But gone are the days when men would say,
“don’t take a drink in this town, lest Carrie Nation cut you down.”
Track Name: The Slow Decline of the London Necropolis Railway
When the last train rolls out of Brookwood
the gates shut heavy behind.
Though our eyes gleam white,
they betray all our secrets and sorrows tonight.

Out on Westminster Bridge, there’s a man
all blackened and bruised,
and we meet by the side of the road
and silently sell him his coal back, unused.

Our railway’s history’s a dark and storied one,
and for an engine room, a crematorium!
Did you taste the acrid smoke upon your tongue?
Did you sweat to schlep the empty boxes one by one?
In our squalid masquerade we played our parts.
I, the engine driver, stoked the furnace with a heavy heart.

Here’s to you, my final infernal, my passenger true.
When the smoke clears, only we here will know
where this railway line’s leading to.
Track Name: Sparks Over Eighth Avenue
I was barely a boy when you had your day;
a crowd rose up around to see you on your way.
Now forty years later the carnies are cursing your name
as Luna Park goes up in flames.
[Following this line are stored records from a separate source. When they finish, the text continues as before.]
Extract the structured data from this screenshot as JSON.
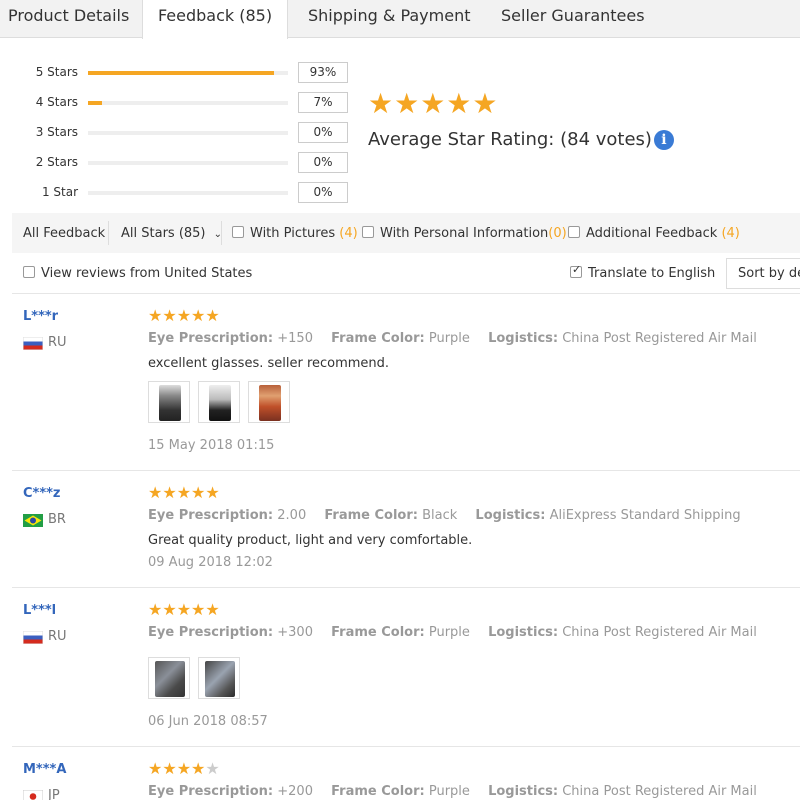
{
  "tabs": [
    {
      "label": "Product Details"
    },
    {
      "label": "Feedback (85)"
    },
    {
      "label": "Shipping & Payment"
    },
    {
      "label": "Seller Guarantees"
    }
  ],
  "ratings": [
    {
      "label": "5 Stars",
      "pct": "93%",
      "fill": 0.93
    },
    {
      "label": "4 Stars",
      "pct": "7%",
      "fill": 0.07
    },
    {
      "label": "3 Stars",
      "pct": "0%",
      "fill": 0
    },
    {
      "label": "2 Stars",
      "pct": "0%",
      "fill": 0
    },
    {
      "label": "1 Star",
      "pct": "0%",
      "fill": 0
    }
  ],
  "summary": {
    "stars": "★★★★★",
    "avg_label": "Average Star Rating:",
    "votes": "(84 votes)",
    "info": "i"
  },
  "filters": {
    "all_feedback": "All Feedback",
    "all_stars": "All Stars (85)",
    "with_pictures": "With Pictures",
    "with_pictures_count": "(4)",
    "with_personal": "With Personal Information",
    "with_personal_count": "(0)",
    "additional": "Additional Feedback",
    "additional_count": "(4)",
    "view_us": "View reviews from United States",
    "translate": "Translate to English",
    "sort": "Sort by def"
  },
  "meta_labels": {
    "prescription": "Eye Prescription:",
    "frame": "Frame Color:",
    "logistics": "Logistics:"
  },
  "reviews": [
    {
      "user": "L***r",
      "country": "RU",
      "stars": 5,
      "prescription": "+150",
      "frame": "Purple",
      "logistics": "China Post Registered Air Mail",
      "text": "excellent glasses. seller recommend.",
      "date": "15 May 2018 01:15"
    },
    {
      "user": "C***z",
      "country": "BR",
      "stars": 5,
      "prescription": "2.00",
      "frame": "Black",
      "logistics": "AliExpress Standard Shipping",
      "text": "Great quality product, light and very comfortable.",
      "date": "09 Aug 2018 12:02"
    },
    {
      "user": "L***l",
      "country": "RU",
      "stars": 5,
      "prescription": "+300",
      "frame": "Purple",
      "logistics": "China Post Registered Air Mail",
      "text": "",
      "date": "06 Jun 2018 08:57"
    },
    {
      "user": "M***A",
      "country": "JP",
      "stars": 4,
      "prescription": "+200",
      "frame": "Purple",
      "logistics": "China Post Registered Air Mail",
      "text": "",
      "date": ""
    }
  ],
  "colors": {
    "accent": "#f5a623",
    "link": "#3366bb",
    "info": "#3a7bd5"
  }
}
Nikola Tesla would have loved you so.
I saw your grey skin blistering in Edison’s celluloid show.
Like a white dove, like a lost love;
a parting look to leave me lost,
a shock that shook my innocent bones.

The crackle and tangle of wires hung low;
the boiler room was pounding a tattoo below;
I’d have sworn I saw Edison’s ghost through the dust and the gloom,
there in Tesla’s lonely room.

And the sparks flew over Eighth Avenue!
Track Name: Leaving Columbia
The dancefloor’s really heating up tonight,
a slow waltz on a heart of anthracite.
Tarmacadam stuck to our shoes,
drunk on a simmering gasoline perfume.

We are suspended here where the schoolyard used to stand,
and the trees are slowly roasting from the inside.
Always thought this seemed a lovely place to die.

Say you’ll stay one more summer;
I can face the days with no other.
Though we’ve nothing here, exiled where we stand,
we are castaways, shipwrecked far inland.

An empty town of plaster shells,
a ragged troupe of ne’er-do-wells
stand guard, pledged to remain to the end:
Pennsylvania will never see our kind again.

Say you’ll stay one more summer;
I can face the days with no other.
Though we’ve nothing here, exiled where we stand,
we are castaways, shipwrecked far inland.